Harvesting and visualizing data

OK. The datalab should know how to harvest data. And we should know how to visualize them. Otherwise – how will we be able to help our users?

Libraries should have HUGE amounts of data. Unfortunately, we have not been able to make much headway making them publicly accessible. What to do? Get some data from another source. Twitter appears to be a very important way to communicate. I do. Why not harvest the number of tweets I tweet, and visualize them?

The correct way to do this, would be to harvest the data from Twitters API. That requires a developer account, which requires a regular account that has been verified by SMS. My phone company does not support this feature. However – the data is freely available on the web. Just go to my twitterprofile, and take a look.

And how do I get this data? Enter Python. Use the urllib2 library to harvest the site:

import urllib2 
page = urllib2.urlopen('http://www.twitter.com/chrbknudsen')

Then convert it to something that we can work with:

from BeautifulSoup import BeautifulSoup
soup = BeautifulSoup(page.read())

page.read() returns the content of the site we read. BeautifulSoup converts that content into an object with a lot of nifty methods. Take a look:

tweets = soup.find('li', {'class' : 'ProfileNav-item ProfileNav-item--tweets is-active'}).find('span', {'class' : 'ProfileNav-value'})

BeautifulSoup lets us find content that is enclosed by specific tags. The number of tweets is in a LI-tag, with the class “ProfileNav-item ProfileNav-item–tweets is-active”. But there is more under that tag than just the number of tweets. Therefore we use the method “find” twice, now with the tagt SPAN, and the class “ProfileNav-value”.

Now we have the number of tweets (the moment I reach a thousand tweets, we will have to do something – twitter shows two thousand tweets as 2,000. And if I have even more, they might show 14563 tweets as 14.6td. Simple conversions to remove punctuation and changes 14,6td to 14600. We loose some precision, but nevermind).

OK. Now we have a Python script, that can access a twitter-profile, and harvest the number of tweets. On a Raspberry Pi (or other *nix-boxes) we can run a cron-job to harvest once every hour. Note that this method of harvesting is not exactly approved by Twitter.

We need to save the data. Enter Google Spreadsheets. I wont go into details about how to aquire the json-file that is used to authorize your use of Google Spreadsheets. Maybe I’ll get back to it. But we need some libraries:

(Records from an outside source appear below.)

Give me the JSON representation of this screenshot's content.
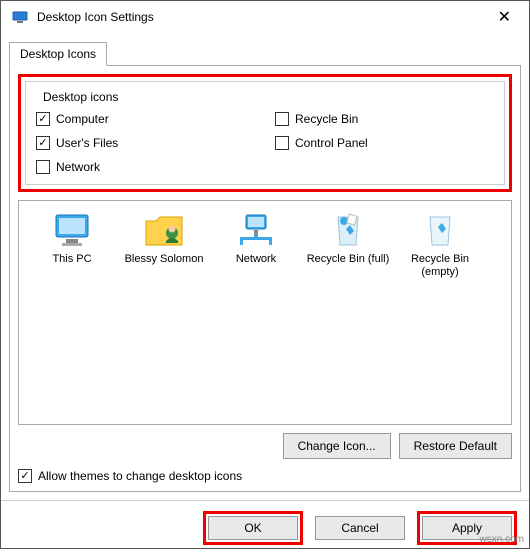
{
  "window": {
    "title": "Desktop Icon Settings"
  },
  "tab": {
    "label": "Desktop Icons"
  },
  "fieldset": {
    "legend": "Desktop icons",
    "items": {
      "computer": {
        "label": "Computer",
        "checked": true
      },
      "users_files": {
        "label": "User's Files",
        "checked": true
      },
      "network": {
        "label": "Network",
        "checked": false
      },
      "recycle_bin": {
        "label": "Recycle Bin",
        "checked": false
      },
      "control_panel": {
        "label": "Control Panel",
        "checked": false
      }
    }
  },
  "preview": {
    "this_pc": "This PC",
    "user": "Blessy Solomon",
    "network": "Network",
    "bin_full": "Recycle Bin (full)",
    "bin_empty": "Recycle Bin (empty)"
  },
  "buttons": {
    "change_icon": "Change Icon...",
    "restore_default": "Restore Default",
    "ok": "OK",
    "cancel": "Cancel",
    "apply": "Apply"
  },
  "allow_themes": {
    "label": "Allow themes to change desktop icons",
    "checked": true
  },
  "watermark": "wsxn.com"
}
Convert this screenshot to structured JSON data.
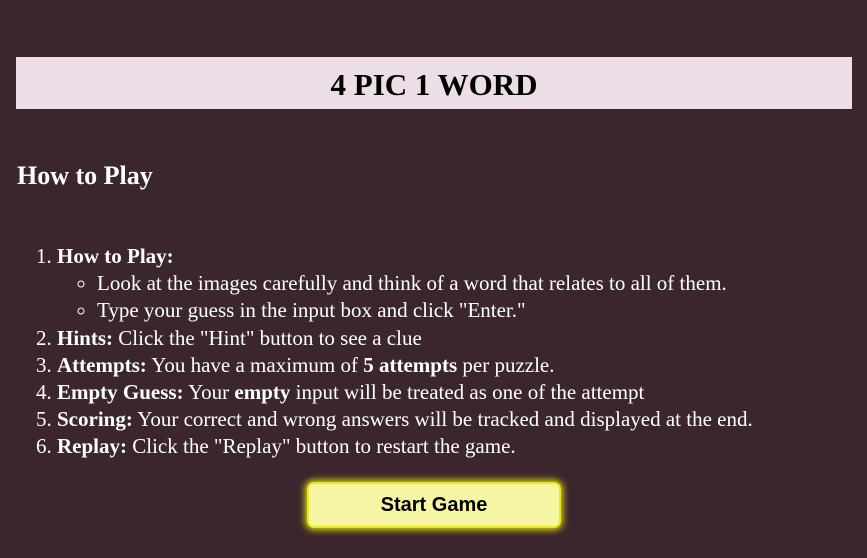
{
  "header": {
    "title": "4 PIC 1 WORD"
  },
  "instructions": {
    "heading": "How to Play",
    "items": [
      {
        "label": "How to Play:",
        "subitems": [
          "Look at the images carefully and think of a word that relates to all of them.",
          "Type your guess in the input box and click \"Enter.\""
        ]
      },
      {
        "label": "Hints:",
        "text": " Click the \"Hint\" button to see a clue"
      },
      {
        "label": "Attempts:",
        "text_before": " You have a maximum of ",
        "bold": "5 attempts",
        "text_after": " per puzzle."
      },
      {
        "label": "Empty Guess:",
        "text_before": " Your ",
        "bold": "empty",
        "text_after": " input will be treated as one of the attempt"
      },
      {
        "label": "Scoring:",
        "text": " Your correct and wrong answers will be tracked and displayed at the end."
      },
      {
        "label": "Replay:",
        "text": " Click the \"Replay\" button to restart the game."
      }
    ]
  },
  "start_button": {
    "label": "Start Game"
  },
  "colors": {
    "background": "#3b262e",
    "title_bar": "#ebdee6",
    "button_fill": "#f5f5a3",
    "button_border": "#e9e91f"
  }
}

import json
import gspread
import ssl
from oauth2client.client import SignedJwtAssertionCredentials
Those are used by this code:
json_key = json.load(open('client_secret_2.json'))
scope = ['https://spreadsheets.google.com/feeds']

ssl._create_default_https_context = ssl._create_unverified_context

credentials = SignedJwtAssertionCredentials(json_key['client_email'], json_key['private_key'].encode(), scope)

gc = gspread.authorize(credentials)

wks = gc.open("twitterdata").sheet1

Note that you will need to provide a full path to the json-file in order to run the cron-job. That fact gave me an ulcer yesterday…

We have connected to Google Spreadsheets through the Google API, and we have opened the spreadsheet “twitterdata”, and the first worksheet. We now have an object “wks”, that we can manipulate.

We use this method:


That appends a row with some data to the active sheet. The data is contained in a list, “rowToAdd”. Now we just have to make sure that there is some data there. Before calling rowToAdd, we populate the variable:

rowToAdd = [time.time()]

Yeah, we need to import time as well.

That was it. Not exactly a working example, but a pretty accurate description of my thought processes writing it.

So far so good. Theres a cronjob running on an RPi back home, it harvest the number of tweets once every hour, and writes it to a google spreadsheet.

Now we need to visualize it.

Enter Highcharts. It’s free, its written in javascript and it can be embedded.

<div id="chart_container">
<script src="//code.highcharts.com/adapters/standalone-framework.js"></script>
<script src="//code.highcharts.com/highcharts.js"></script>
<script src="http://code.highcharts.com/modules/data.js"></script>

new Highcharts.Chart({
 data: { googleSpreadsheetKey: '[enter spreadsheetkey here]', 
 googleSpreadsheetWorksheet: 2, 

That was it. This is the result:

Some work still needs to be done. The UNIX-time is not formatted as dates – it needs to be converted to javascript-time. This is not actually live data. And theres a bunch of other details I would like to tinker with. But I’m still rather satisfied.